Thursday, February 16, 2006
Sea level changes associated with Greenland ice loss accelerating and likely higher than previous estimates
Science published a report today from Rignot and Kanagaratnam indicating that Greenland's mass loss has doubled during the last decade. Due to previously unaccounted for ice dynamics, Greenland's ice loss will cause more sea level change than previously expected. Greenland Ice The study concludes:
Greenland's mass loss therefore doubled in the last decade, well beyond error bounds. Its contribution to sea-level rise increased from 0.23 ± 0.08 mm/year in 1996 to 0.57 ± 0.1 mm/year in 2005. Two-thirds of the loss is caused by ice dynamics; the rest is due to enhanced runoff minus accumulation. Ice dynamics therefore dominates the contribution to sea-level rise from the Greenland Ice Sheet.

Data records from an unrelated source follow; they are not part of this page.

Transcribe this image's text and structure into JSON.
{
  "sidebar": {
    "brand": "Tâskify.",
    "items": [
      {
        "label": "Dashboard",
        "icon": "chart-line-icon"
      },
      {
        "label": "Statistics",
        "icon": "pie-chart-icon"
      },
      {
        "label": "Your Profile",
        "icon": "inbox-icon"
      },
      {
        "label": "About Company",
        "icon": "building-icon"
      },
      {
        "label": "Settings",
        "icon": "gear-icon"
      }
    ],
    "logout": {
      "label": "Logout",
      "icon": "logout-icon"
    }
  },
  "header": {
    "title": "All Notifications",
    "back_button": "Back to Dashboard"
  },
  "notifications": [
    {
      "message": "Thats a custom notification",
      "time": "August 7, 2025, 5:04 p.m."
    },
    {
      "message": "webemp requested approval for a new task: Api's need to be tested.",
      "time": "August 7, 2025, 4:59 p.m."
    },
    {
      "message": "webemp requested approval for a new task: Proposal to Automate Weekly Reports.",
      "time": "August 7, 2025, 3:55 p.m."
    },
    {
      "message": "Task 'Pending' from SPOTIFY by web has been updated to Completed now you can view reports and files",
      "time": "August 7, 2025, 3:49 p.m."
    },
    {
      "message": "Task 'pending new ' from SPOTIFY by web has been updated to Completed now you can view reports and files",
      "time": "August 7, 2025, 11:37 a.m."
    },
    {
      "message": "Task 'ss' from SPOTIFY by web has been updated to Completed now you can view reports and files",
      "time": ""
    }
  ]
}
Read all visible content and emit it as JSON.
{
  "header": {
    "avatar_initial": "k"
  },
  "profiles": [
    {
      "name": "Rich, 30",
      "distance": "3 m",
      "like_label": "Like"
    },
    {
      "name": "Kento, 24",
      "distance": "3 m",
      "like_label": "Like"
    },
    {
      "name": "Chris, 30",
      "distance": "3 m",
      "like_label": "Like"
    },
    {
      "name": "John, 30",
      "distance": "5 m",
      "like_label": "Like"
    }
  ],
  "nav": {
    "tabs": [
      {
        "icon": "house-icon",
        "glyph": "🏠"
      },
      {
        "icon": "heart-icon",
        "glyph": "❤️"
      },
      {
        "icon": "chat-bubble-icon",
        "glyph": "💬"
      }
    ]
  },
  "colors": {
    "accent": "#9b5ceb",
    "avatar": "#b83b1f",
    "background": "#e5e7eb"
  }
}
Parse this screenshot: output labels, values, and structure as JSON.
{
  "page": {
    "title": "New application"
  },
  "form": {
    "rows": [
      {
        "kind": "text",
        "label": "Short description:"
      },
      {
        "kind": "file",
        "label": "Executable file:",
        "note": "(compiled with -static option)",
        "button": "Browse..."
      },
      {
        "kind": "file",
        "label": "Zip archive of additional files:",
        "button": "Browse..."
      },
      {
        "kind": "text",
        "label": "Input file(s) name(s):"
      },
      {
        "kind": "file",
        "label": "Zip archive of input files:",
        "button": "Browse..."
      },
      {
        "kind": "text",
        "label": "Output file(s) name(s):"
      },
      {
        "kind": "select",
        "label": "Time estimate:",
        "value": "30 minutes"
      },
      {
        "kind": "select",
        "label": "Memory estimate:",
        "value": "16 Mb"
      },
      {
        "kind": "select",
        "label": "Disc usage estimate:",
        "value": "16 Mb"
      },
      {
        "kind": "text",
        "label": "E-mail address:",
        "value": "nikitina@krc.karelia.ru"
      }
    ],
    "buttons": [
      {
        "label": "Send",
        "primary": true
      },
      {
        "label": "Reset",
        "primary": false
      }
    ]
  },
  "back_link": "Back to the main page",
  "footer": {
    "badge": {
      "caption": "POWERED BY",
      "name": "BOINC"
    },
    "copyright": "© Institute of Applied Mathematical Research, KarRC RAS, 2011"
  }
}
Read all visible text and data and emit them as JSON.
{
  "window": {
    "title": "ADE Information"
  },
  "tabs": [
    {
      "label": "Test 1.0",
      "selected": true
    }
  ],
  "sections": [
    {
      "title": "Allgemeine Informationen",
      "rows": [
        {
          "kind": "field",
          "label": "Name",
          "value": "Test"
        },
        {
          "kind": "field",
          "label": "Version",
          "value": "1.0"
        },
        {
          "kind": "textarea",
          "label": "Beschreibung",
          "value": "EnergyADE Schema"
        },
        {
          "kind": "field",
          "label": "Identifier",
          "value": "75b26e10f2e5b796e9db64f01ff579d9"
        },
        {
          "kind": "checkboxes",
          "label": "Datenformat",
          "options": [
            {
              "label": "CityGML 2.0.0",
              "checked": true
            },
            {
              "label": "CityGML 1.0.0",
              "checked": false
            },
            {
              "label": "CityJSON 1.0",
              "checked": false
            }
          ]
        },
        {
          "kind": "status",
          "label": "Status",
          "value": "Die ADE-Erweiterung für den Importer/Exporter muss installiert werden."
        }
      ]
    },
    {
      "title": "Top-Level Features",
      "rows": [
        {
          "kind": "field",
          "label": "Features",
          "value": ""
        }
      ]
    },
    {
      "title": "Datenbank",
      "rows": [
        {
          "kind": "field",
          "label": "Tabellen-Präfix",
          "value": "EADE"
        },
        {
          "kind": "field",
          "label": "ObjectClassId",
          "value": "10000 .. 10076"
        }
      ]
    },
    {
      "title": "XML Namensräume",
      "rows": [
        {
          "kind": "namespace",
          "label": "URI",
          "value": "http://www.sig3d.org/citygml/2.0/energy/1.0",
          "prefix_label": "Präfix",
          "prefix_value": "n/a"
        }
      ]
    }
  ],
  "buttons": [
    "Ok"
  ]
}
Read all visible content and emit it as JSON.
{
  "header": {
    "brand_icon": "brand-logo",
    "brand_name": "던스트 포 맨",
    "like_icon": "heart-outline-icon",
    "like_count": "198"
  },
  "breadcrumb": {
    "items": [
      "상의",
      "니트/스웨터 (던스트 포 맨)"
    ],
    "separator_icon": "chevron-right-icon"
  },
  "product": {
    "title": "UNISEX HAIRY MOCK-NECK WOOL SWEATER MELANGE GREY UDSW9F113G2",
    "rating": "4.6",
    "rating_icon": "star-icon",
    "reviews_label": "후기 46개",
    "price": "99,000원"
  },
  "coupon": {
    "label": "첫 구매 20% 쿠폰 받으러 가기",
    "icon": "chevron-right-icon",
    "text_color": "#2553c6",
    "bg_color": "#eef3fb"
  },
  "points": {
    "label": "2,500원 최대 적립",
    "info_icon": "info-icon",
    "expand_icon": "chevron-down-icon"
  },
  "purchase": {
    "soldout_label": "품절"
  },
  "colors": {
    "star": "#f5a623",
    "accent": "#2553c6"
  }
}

Glacier acceleration in the east probably resulted from climate warming. Temperature records at Angmassalik (65.6°N, 37.6°E) show a +3°C increase in yearly air temperature from 1981–1983 to 2003–2005. The processes that control the timing and magnitude of glacier changes are, however, not completely characterized and understood at present. Glacier accelerations have been related to enhanced surface meltwater production penetrating to the bed to lubricate its motion, and ice-shelf removal, ice-front retreat, and glacier ungrounding that reduce resistance to flow. The magnitude of the glacier response to changes in air temperature (surface melting) and ocean temperature (submarine melting at calving faces) also depends on the glacier-bed properties, geometry, and depth below sea level and the characteristics of the subglacial and englacial water-storage systems. Current models used to project the contribution to sea level from the Greenland Ice Sheet in a changing climate do not include such physical processes and hence do not account for the effect of glacier dynamics. As such, they only provide lower limits to the potential contribution of Greenland to sea-level rise. If more glaciers accelerate farther north, especially along the west coast, the mass loss from Greenland will continue to increase well above predictions.